US media reported over the weekend that job cuts could be announced as early as Wednesday.
During Meta’s disappointing third-quarter results, chief executive Mark Zuckerberg said the workforce could fall.
“In 2023, we will focus our investments on a small number of high-priority growth areas,” he said.
Meta has approximately 87,000 employees worldwide across various platforms, including Facebook, Instagram, and WhatsApp.
The job cut plans follow difficulties in the tech sector as the industry continues to slow global economic growth.
Mr. Zuckerberg expects some teams to “stay flat or shrink” next year.

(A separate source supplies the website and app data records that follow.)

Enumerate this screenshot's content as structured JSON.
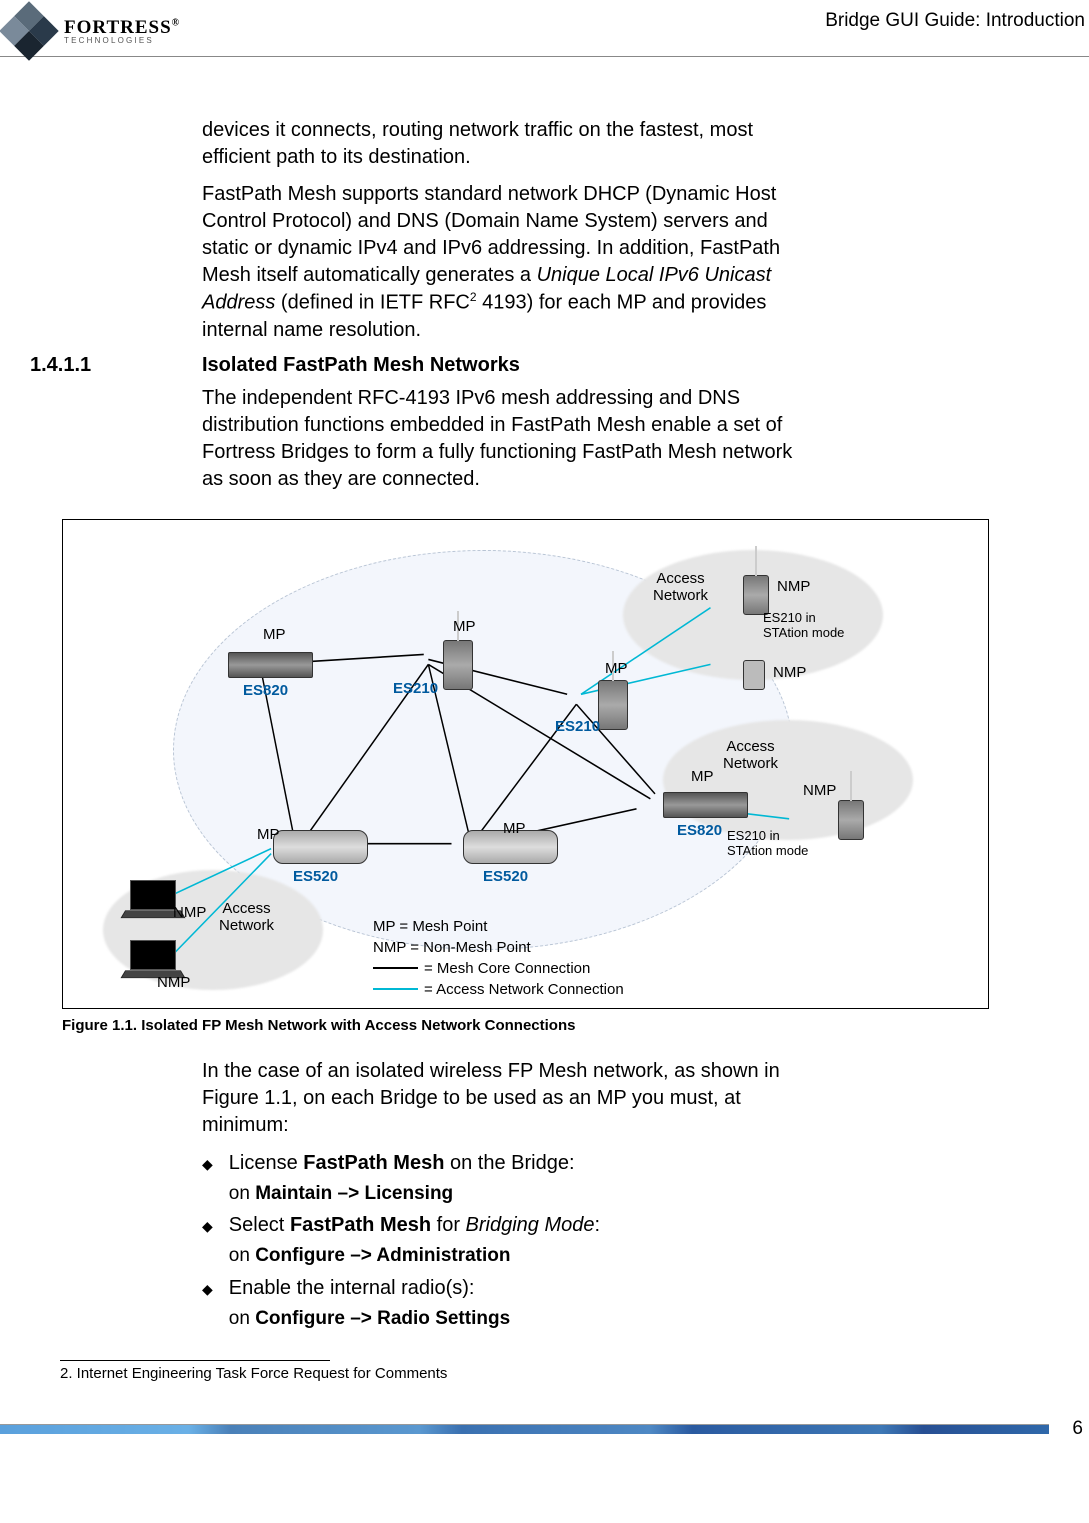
{
  "header": {
    "brand_main": "FORTRESS",
    "brand_reg": "®",
    "brand_sub": "TECHNOLOGIES",
    "doc_title": "Bridge GUI Guide: Introduction"
  },
  "paragraph1": "devices it connects, routing network traffic on the fastest, most efficient path to its destination.",
  "paragraph2a": "FastPath Mesh supports standard network DHCP (Dynamic Host Control Protocol) and DNS (Domain Name System) servers and static or dynamic IPv4 and IPv6 addressing. In addition, FastPath Mesh itself automatically generates a ",
  "paragraph2_italic": "Unique Local IPv6 Unicast Address",
  "paragraph2b": " (defined in IETF RFC",
  "paragraph2_sup": "2",
  "paragraph2c": " 4193) for each MP and provides internal name resolution.",
  "section": {
    "num": "1.4.1.1",
    "title": "Isolated FastPath Mesh Networks"
  },
  "paragraph3": "The independent RFC-4193 IPv6 mesh addressing and DNS distribution functions embedded in FastPath Mesh enable a set of Fortress Bridges to form a fully functioning FastPath Mesh network as soon as they are connected.",
  "figure": {
    "caption": "Figure 1.1.   Isolated FP Mesh Network with Access Network Connections",
    "labels": {
      "mp": "MP",
      "nmp": "NMP",
      "access_network": "Access\nNetwork",
      "es820": "ES820",
      "es210": "ES210",
      "es520": "ES520",
      "es210_sta_a": "ES210",
      "es210_sta_b": " in\nSTAtion mode"
    },
    "legend": {
      "l1": "MP = Mesh Point",
      "l2": "NMP = Non-Mesh Point",
      "l3": "= Mesh Core Connection",
      "l4": "= Access Network Connection"
    }
  },
  "paragraph4": "In the case of an isolated wireless FP Mesh network, as shown in Figure 1.1, on each Bridge to be used as an MP you must, at minimum:",
  "bullets": [
    {
      "line1a": "License ",
      "line1_bold1": "FastPath Mesh",
      "line1b": " on the Bridge:",
      "sub_prefix": "on ",
      "sub_bold": "Maintain –> Licensing"
    },
    {
      "line1a": "Select ",
      "line1_bold1": "FastPath Mesh",
      "line1b": " for ",
      "line1_italic": "Bridging Mode",
      "line1c": ":",
      "sub_prefix": "on ",
      "sub_bold": "Configure –> Administration"
    },
    {
      "line1a": "Enable the internal radio(s):",
      "sub_prefix": "on ",
      "sub_bold": "Configure –> Radio Settings"
    }
  ],
  "footnote": "2. Internet Engineering Task Force Request for Comments",
  "page_number": "6"
}
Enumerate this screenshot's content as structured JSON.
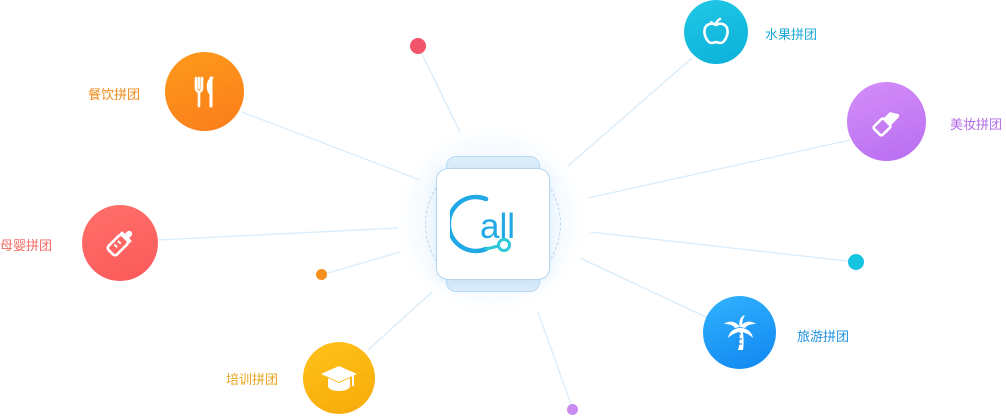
{
  "center": {
    "logo_text": "all",
    "colors": {
      "c_stroke": "#21a9e6",
      "text": "#21a9e6",
      "accent_dot": "#2ec9d8"
    }
  },
  "categories": [
    {
      "key": "food",
      "label": "餐饮拼团",
      "icon": "fork-knife-icon",
      "color_from": "#fd9a1a",
      "color_to": "#fb7d1c",
      "label_color": "#ef8a1a"
    },
    {
      "key": "baby",
      "label": "母婴拼团",
      "icon": "baby-bottle-icon",
      "color_from": "#ff6f6a",
      "color_to": "#fb5a5a",
      "label_color": "#f06a64"
    },
    {
      "key": "training",
      "label": "培训拼团",
      "icon": "graduation-cap-icon",
      "color_from": "#ffc21a",
      "color_to": "#f7aa09",
      "label_color": "#e6a31a"
    },
    {
      "key": "fruit",
      "label": "水果拼团",
      "icon": "apple-icon",
      "color_from": "#22c8e6",
      "color_to": "#0ab0d8",
      "label_color": "#19a9d6"
    },
    {
      "key": "beauty",
      "label": "美妆拼团",
      "icon": "lipstick-icon",
      "color_from": "#d58ef9",
      "color_to": "#b86df0",
      "label_color": "#b16ae6"
    },
    {
      "key": "travel",
      "label": "旅游拼团",
      "icon": "palm-tree-icon",
      "color_from": "#31b3ff",
      "color_to": "#1086f0",
      "label_color": "#1e90e0"
    }
  ],
  "dots": [
    {
      "key": "red",
      "color": "#f2546b"
    },
    {
      "key": "orange",
      "color": "#f5901e"
    },
    {
      "key": "violet",
      "color": "#c98bef"
    },
    {
      "key": "cyan",
      "color": "#16c3e0"
    }
  ],
  "line_color": "#d9ecfa"
}
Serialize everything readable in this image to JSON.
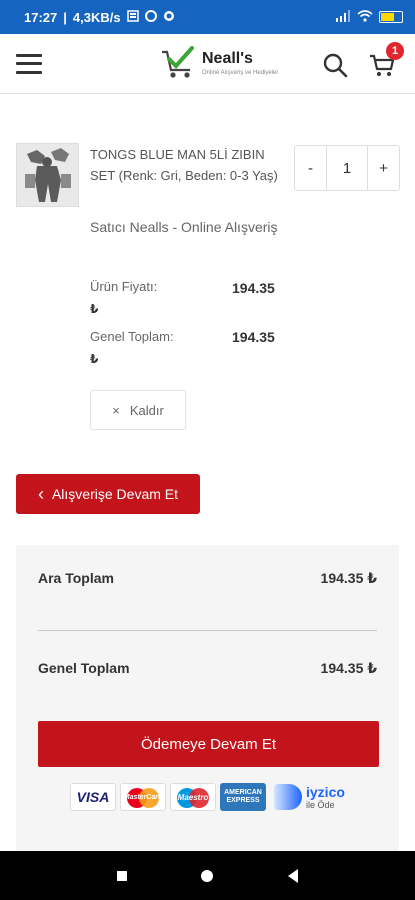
{
  "status_bar": {
    "time": "17:27",
    "speed": "4,3KB/s",
    "battery": "58",
    "colors": {
      "background": "#1565c0",
      "battery_fill": "#ffd600"
    }
  },
  "header": {
    "logo_name": "Neall's",
    "logo_tagline": "Online Alışveriş ve Hediyeler",
    "cart_count": "1"
  },
  "cart_item": {
    "title": "TONGS BLUE MAN 5Lİ ZIBIN SET (Renk: Gri, Beden: 0-3 Yaş)",
    "seller": "Satıcı Nealls - Online Alışveriş",
    "price_label": "Ürün Fiyatı:",
    "price_value": "194.35",
    "total_label": "Genel Toplam:",
    "total_value": "194.35",
    "currency": "₺",
    "quantity": "1",
    "qty_minus": "-",
    "qty_plus": "+",
    "remove_label": "Kaldır",
    "remove_icon": "×"
  },
  "continue_shopping": {
    "label": "Alışverişe Devam Et",
    "icon": "‹"
  },
  "summary": {
    "subtotal_label": "Ara Toplam",
    "subtotal_value": "194.35 ₺",
    "total_label": "Genel Toplam",
    "total_value": "194.35 ₺",
    "checkout_label": "Ödemeye Devam Et",
    "payment_logos": {
      "visa": "VISA",
      "mastercard": "MasterCard",
      "maestro": "Maestro",
      "amex": "AMERICAN EXPRESS",
      "iyzico": "iyzico",
      "iyzico_sub": "ile Öde"
    }
  },
  "colors": {
    "primary_red": "#c4141b",
    "badge_red": "#e0262f",
    "summary_bg": "#f5f5f5"
  }
}
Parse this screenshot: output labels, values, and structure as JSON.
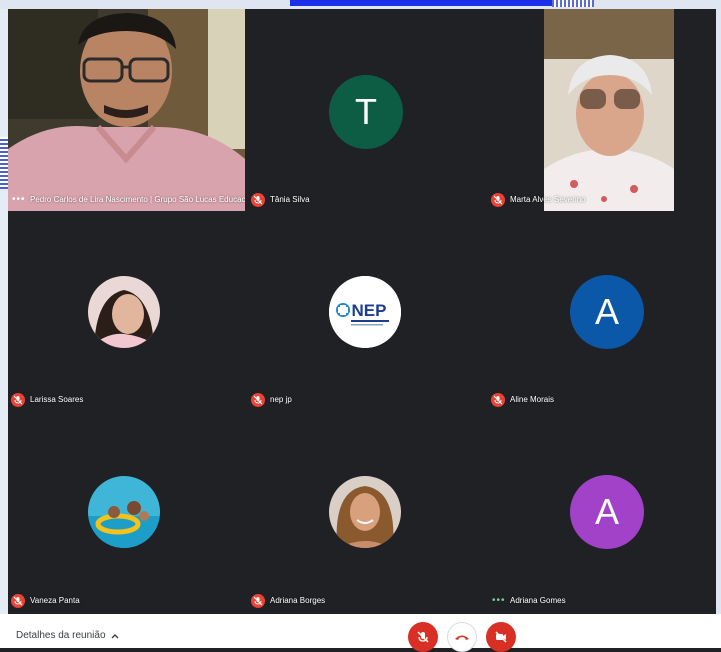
{
  "participants": [
    {
      "name": "Pedro Carlos de Lira Nascimento | Grupo São Lucas Educacio...",
      "mic": "more"
    },
    {
      "name": "Tânia Silva",
      "mic": "muted",
      "initial": "T",
      "color": "#0d5d45"
    },
    {
      "name": "Marta Alves Severino",
      "mic": "muted"
    },
    {
      "name": "Larissa Soares",
      "mic": "muted"
    },
    {
      "name": "nep jp",
      "mic": "muted",
      "logo_text": "NEP"
    },
    {
      "name": "Aline Morais",
      "mic": "muted",
      "initial": "A",
      "color": "#0b57a8"
    },
    {
      "name": "Vaneza Panta",
      "mic": "muted"
    },
    {
      "name": "Adriana Borges",
      "mic": "muted"
    },
    {
      "name": "Adriana Gomes",
      "mic": "speaking",
      "initial": "A",
      "color": "#a142c9"
    }
  ],
  "bottom_bar": {
    "details_label": "Detalhes da reunião",
    "controls": [
      "mic-off-icon",
      "end-call-icon",
      "camera-off-icon"
    ],
    "accent_red": "#d93025"
  },
  "icons": {
    "more": "more-options-icon",
    "muted": "mic-off-icon",
    "chevron": "chevron-up-icon"
  },
  "theme": {
    "background": "#202124",
    "tile": "#3c4043"
  }
}
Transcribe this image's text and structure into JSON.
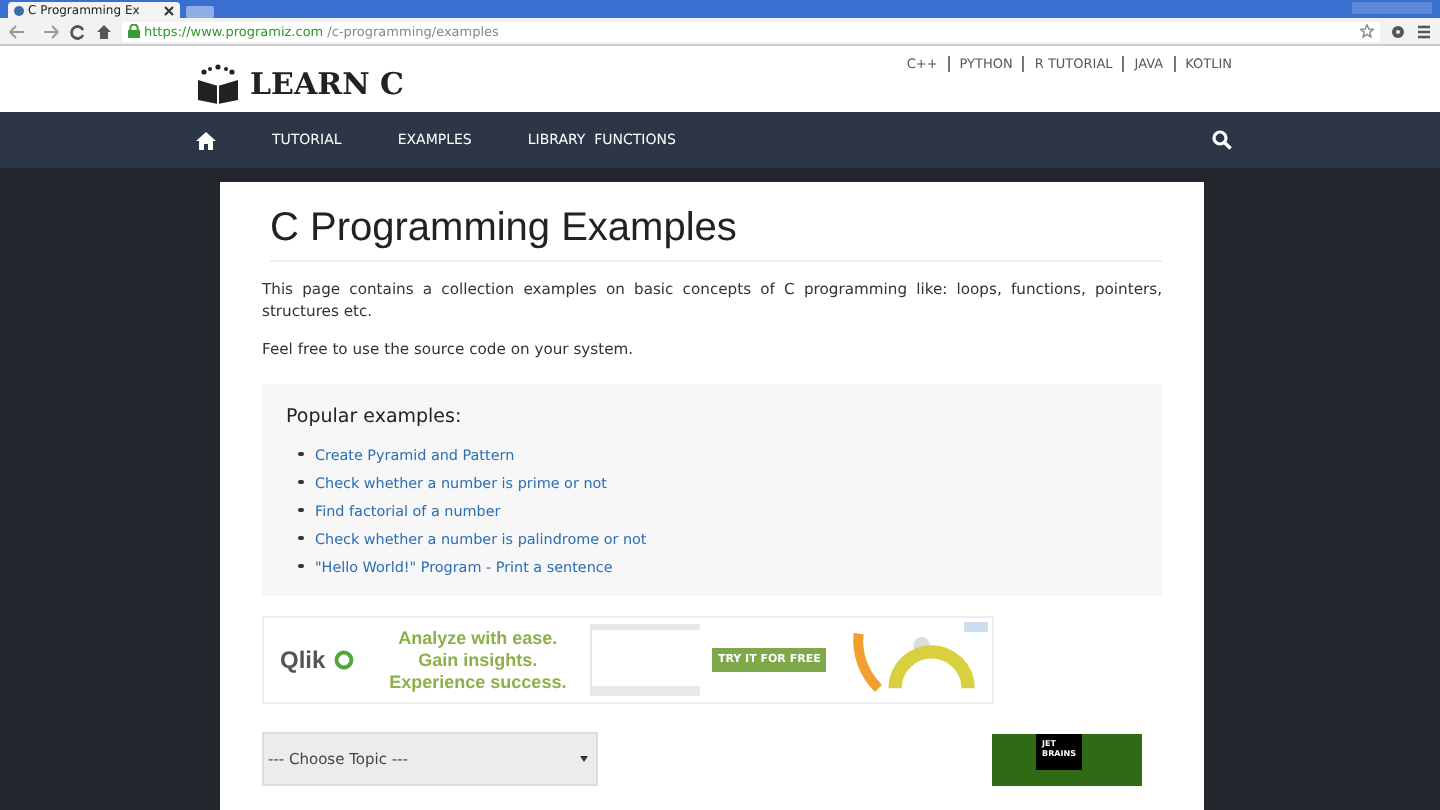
{
  "browser": {
    "tab_title": "C Programming Ex",
    "url_host": "https://www.programiz.com",
    "url_path": "/c-programming/examples"
  },
  "header": {
    "logo": "LEARN C",
    "top_links": [
      "C++",
      "PYTHON",
      "R TUTORIAL",
      "JAVA",
      "KOTLIN"
    ]
  },
  "nav": {
    "items": [
      "TUTORIAL",
      "EXAMPLES",
      "LIBRARY  FUNCTIONS"
    ]
  },
  "content": {
    "title": "C Programming Examples",
    "paragraphs": [
      "This page contains a collection examples on basic concepts of C programming like: loops, functions, pointers, structures etc.",
      "Feel free to use the source code on your system."
    ],
    "popular": {
      "heading": "Popular examples:",
      "links": [
        "Create Pyramid and Pattern",
        "Check whether a number is prime or not",
        "Find factorial of a number",
        "Check whether a number is palindrome or not",
        "\"Hello World!\" Program - Print a sentence"
      ]
    },
    "ad": {
      "brand": "Qlik",
      "lines": [
        "Analyze with ease.",
        "Gain insights.",
        "Experience success."
      ],
      "cta": "TRY IT FOR FREE"
    },
    "topic_select": {
      "value": "--- Choose Topic ---"
    },
    "side_ad": {
      "lines": [
        "JET",
        "BRAINS"
      ]
    }
  }
}
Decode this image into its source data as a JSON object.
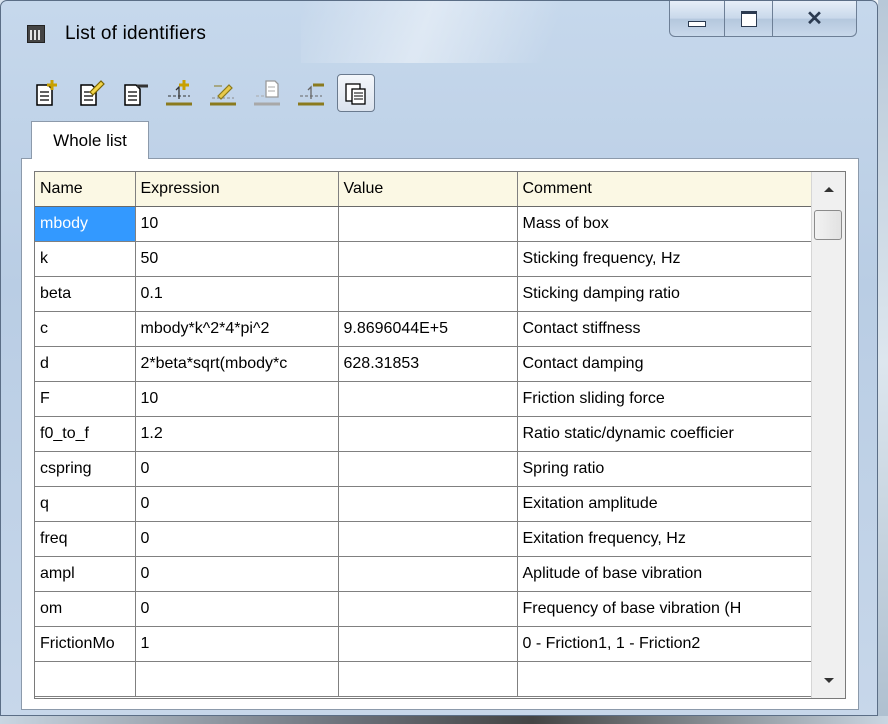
{
  "window": {
    "title": "List of identifiers",
    "controls": [
      "minimize-icon",
      "maximize-icon",
      "close-icon"
    ]
  },
  "toolbar": {
    "buttons": [
      {
        "icon": "add-document-icon"
      },
      {
        "icon": "edit-document-icon"
      },
      {
        "icon": "remove-document-icon"
      },
      {
        "icon": "add-row-icon"
      },
      {
        "icon": "edit-row-icon"
      },
      {
        "icon": "copy-row-icon"
      },
      {
        "icon": "remove-row-icon"
      },
      {
        "icon": "paste-icon",
        "pressed": true
      }
    ]
  },
  "tabs": [
    {
      "label": "Whole list"
    }
  ],
  "grid": {
    "columns": [
      "Name",
      "Expression",
      "Value",
      "Comment"
    ],
    "rows": [
      {
        "name": "mbody",
        "expression": "10",
        "value": "",
        "comment": "Mass of box",
        "selected": true
      },
      {
        "name": "k",
        "expression": "50",
        "value": "",
        "comment": "Sticking frequency, Hz"
      },
      {
        "name": "beta",
        "expression": "0.1",
        "value": "",
        "comment": "Sticking damping ratio"
      },
      {
        "name": "c",
        "expression": "mbody*k^2*4*pi^2",
        "value": "9.8696044E+5",
        "comment": "Contact stiffness"
      },
      {
        "name": "d",
        "expression": "2*beta*sqrt(mbody*c",
        "value": "628.31853",
        "comment": "Contact damping"
      },
      {
        "name": "F",
        "expression": "10",
        "value": "",
        "comment": "Friction sliding force"
      },
      {
        "name": "f0_to_f",
        "expression": "1.2",
        "value": "",
        "comment": "Ratio static/dynamic coefficier"
      },
      {
        "name": "cspring",
        "expression": "0",
        "value": "",
        "comment": "Spring ratio"
      },
      {
        "name": "q",
        "expression": "0",
        "value": "",
        "comment": "Exitation amplitude"
      },
      {
        "name": "freq",
        "expression": "0",
        "value": "",
        "comment": "Exitation frequency, Hz"
      },
      {
        "name": "ampl",
        "expression": "0",
        "value": "",
        "comment": "Aplitude of base vibration"
      },
      {
        "name": "om",
        "expression": "0",
        "value": "",
        "comment": "Frequency of base vibration (H"
      },
      {
        "name": "FrictionMo",
        "expression": "1",
        "value": "",
        "comment": "0 - Friction1, 1 - Friction2"
      },
      {
        "name": "",
        "expression": "",
        "value": "",
        "comment": ""
      }
    ]
  },
  "scrollbar": {
    "icons": [
      "scroll-up-icon",
      "scroll-down-icon"
    ]
  },
  "colors": {
    "selection": "#3399ff",
    "header_background": "#fbf8e4",
    "window_frame": "#c6d8ec"
  }
}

“Overall, we expect 2023 to either end up being roughly the same size or even a slightly smaller organization than it is today,” he said.
Ad-supported platforms such as Facebook and Alphabet’s Google suffer from budget cuts for advertisers as they battle inflation and rising interest rates.
Last Thursday, Silicon Valley firms Stripe and Lyft announced massive layoffs, while Amazon said it would halt hiring at its corporate offices.
Twitter last week laid off nearly half of its 7,500 employees since being acquired by Elon Musk.
Not only is the global economic situation an issue for Meta, but there is also competition from TikTok, privacy concerns from Apple, massive spending on the Metaverse, and concerns about the current threat of regulation.
Mr. Zuckerberg has said he expects the Metaverse investment to take nearly a decade to yield positive results.
In the meantime, he says he will have to restructure the teams to reduce costs.
In June, the social media company cut plans to hire engineers by at least 30%, with Mr. Zuckerberg warning employees of an economic downturn.
Meta shareholder Altimeter Capital Management said in an open letter to Zuckerberg that the company needed to streamline by cutting jobs and capital spending. It added that Meta had lost investor confidence as it increased spending and started focusing on the Metaverse.
The company’s market value has dropped to $600bn (£524bn) in the past year.
Big tech is feeling the sting of the global economic slowdown.
This is because many of these giants, including Meta, rely on digital advertising money, which has now rolled into their billions. This is why platforms like Meta are free for people to use. Instead, they pay in their data and their eyeballs to see the ads shown to them.
Don’t feel too sorry for them because, to an extent, the funds are still visible. The vast majority of this money doesn’t come from big brands but from the millions of small and medium-sized businesses that regularly spend small amounts.
With rising costs and customers spending less money hitting their revenues, one of the first things these companies are likely to do is trim their marketing budgets.
Public companies like Meta are required to release details about their finances every three months.
A few weeks ago, someone who lived with Mark Zuckerberg told me he “doesn’t look like his normal self,”—suggesting that he, too, was shocked by the meltdown.
Now he’s reportedly planning the biggest layoff in Meta’s 18-year history.